Russia has Turkish President Recep Tayyip Erdogan to thank for making its currency look attractive again.
One month after U.S. sanctions sent the ruble into a tailspin, the currency is now sitting on the only carry trade return in emerging markets for May. While rising oil prices have played a major role, so has the fact that rising political risks in major emerging markets like Turkey are making Russia look good by comparison.
Russian currency generates sole carry return among emerging markets

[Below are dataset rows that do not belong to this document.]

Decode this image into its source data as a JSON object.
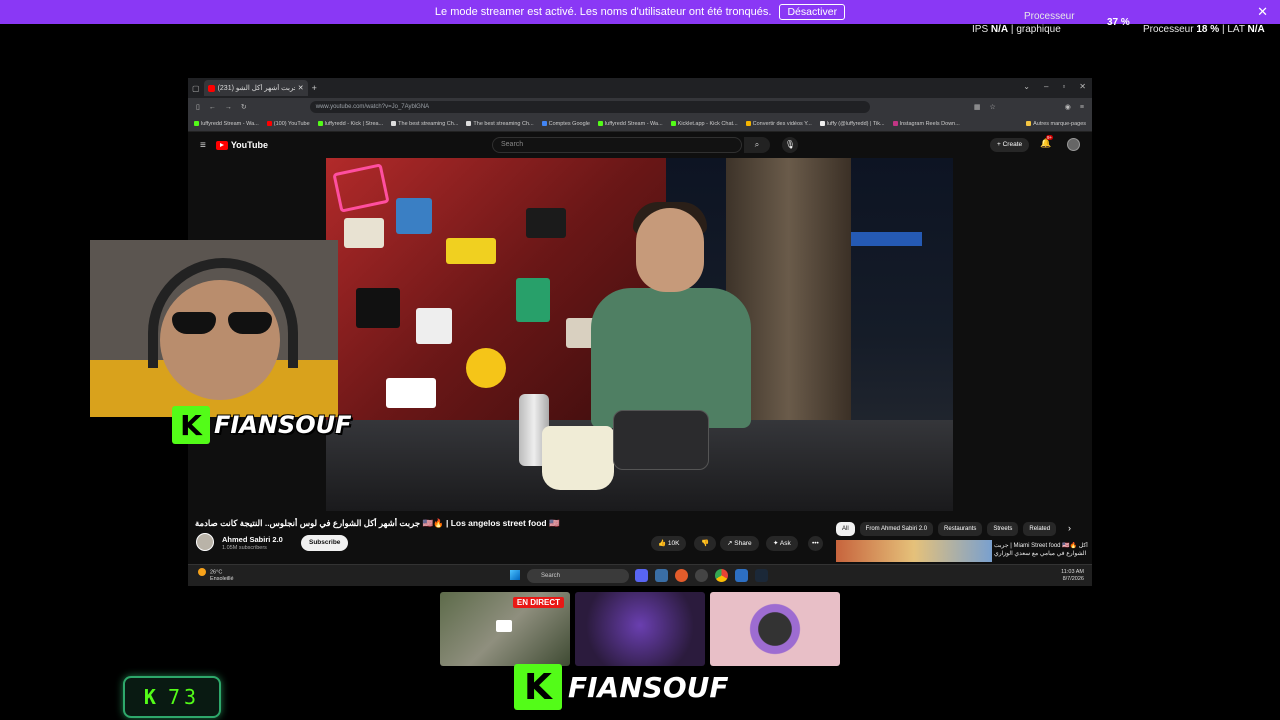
{
  "banner": {
    "message": "Le mode streamer est activé. Les noms d'utilisateur ont été tronqués.",
    "button_label": "Désactiver",
    "close_glyph": "✕"
  },
  "perf": {
    "ips_label": "IPS",
    "ips_value": "N/A",
    "graphique_label": "graphique",
    "cpu_top_label": "Processeur",
    "gpu_pct": "37 %",
    "cpu_label": "Processeur",
    "cpu_value": "18 %",
    "lat_label": "LAT",
    "lat_value": "N/A",
    "sep": "|"
  },
  "browser": {
    "tab_title": "جربت أشهر أكل الشو (231)",
    "url": "www.youtube.com/watch?v=Jo_7AyblGNA",
    "bookmarks": [
      "luffyredd Stream - Wa...",
      "(100) YouTube",
      "luffyredd - Kick | Strea...",
      "The best streaming Ch...",
      "The best streaming Ch...",
      "Comptes Google",
      "luffyredd Stream - Wa...",
      "Kicklet.app - Kick Chat...",
      "Convertir des vidéos Y...",
      "luffy (@luffyredd) | Tik...",
      "Instagram Reels Down..."
    ],
    "bookmarks_other": "Autres marque-pages"
  },
  "youtube": {
    "logo": "YouTube",
    "search_placeholder": "Search",
    "create_label": "Create",
    "notif_count": "9+",
    "video_title": "جربت أشهر أكل الشوارع في لوس أنجلوس.. النتيجة كانت صادمة 🇺🇸🔥 | Los angelos street food 🇺🇸",
    "channel_name": "Ahmed Sabiri 2.0",
    "subscribers": "1.05M subscribers",
    "subscribe_label": "Subscribe",
    "likes": "10K",
    "share_label": "Share",
    "ask_label": "Ask",
    "more": "•••",
    "chips": [
      "All",
      "From Ahmed Sabiri 2.0",
      "Restaurants",
      "Streets",
      "Related"
    ],
    "rec_title": "جربت | Miami Street food 🇺🇸🔥 أكل الشوارع في ميامي مع سعدي الوزاري"
  },
  "taskbar": {
    "temperature": "26°C",
    "weather": "Ensoleillé",
    "search_placeholder": "Search",
    "time": "11:03 AM",
    "date": "8/7/2026"
  },
  "overlay": {
    "streamer_name": "FIANSOUF",
    "kick_letter": "K",
    "live_badge": "EN DIRECT",
    "counter_value": "73"
  },
  "colors": {
    "banner": "#8a38f5",
    "kick_green": "#53fc18",
    "yt_red": "#ff0000"
  }
}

Russia typically competes with Turkey, and also South Africa, for investment because they are grouped together as the big three high-yielding currencies in the European time zone. But while the ruble is plagued by sanctions risk, it trumps the other two on fundamentals due to its conservative central bank, high real interest rates and a budget surplus.
“The ruble is behaving like a haven currency in our time zone right now,” said Inan Demir, an economist at Nomura International Plc. “The ruble is benefiting from the oil price trend, it is more insulated from the higher Treasury yields given that it doesn’t have external financing needs, and in contrast to the lira specifically it enjoys a credible central bank.”
The ruble is up about 0.8 percent this month despite a rally in the greenback that has pummeled emerging-market currencies including the lira. In April the ruble retreated 9.1 percent as the U.S. hit Russian companies and individuals with fresh sanctions.
Money managers at Goldman Sachs Asset Management and Aberdeen Standard Investments said in recent interviews they are buying the ruble because it has underperformed this year’s 16 percent surge in Brent crude, Russia’s main export earner.
“Both the lira and the ruble are plagued by geopolitical worries,” said Phoenix Kalen, a strategist at Societe Generale SA in London. “But the ruble is on the right side of the oil/commodities dynamic and possesses a much more credible, sensible and independent central bank.”
— With assistance by Benjamin Dow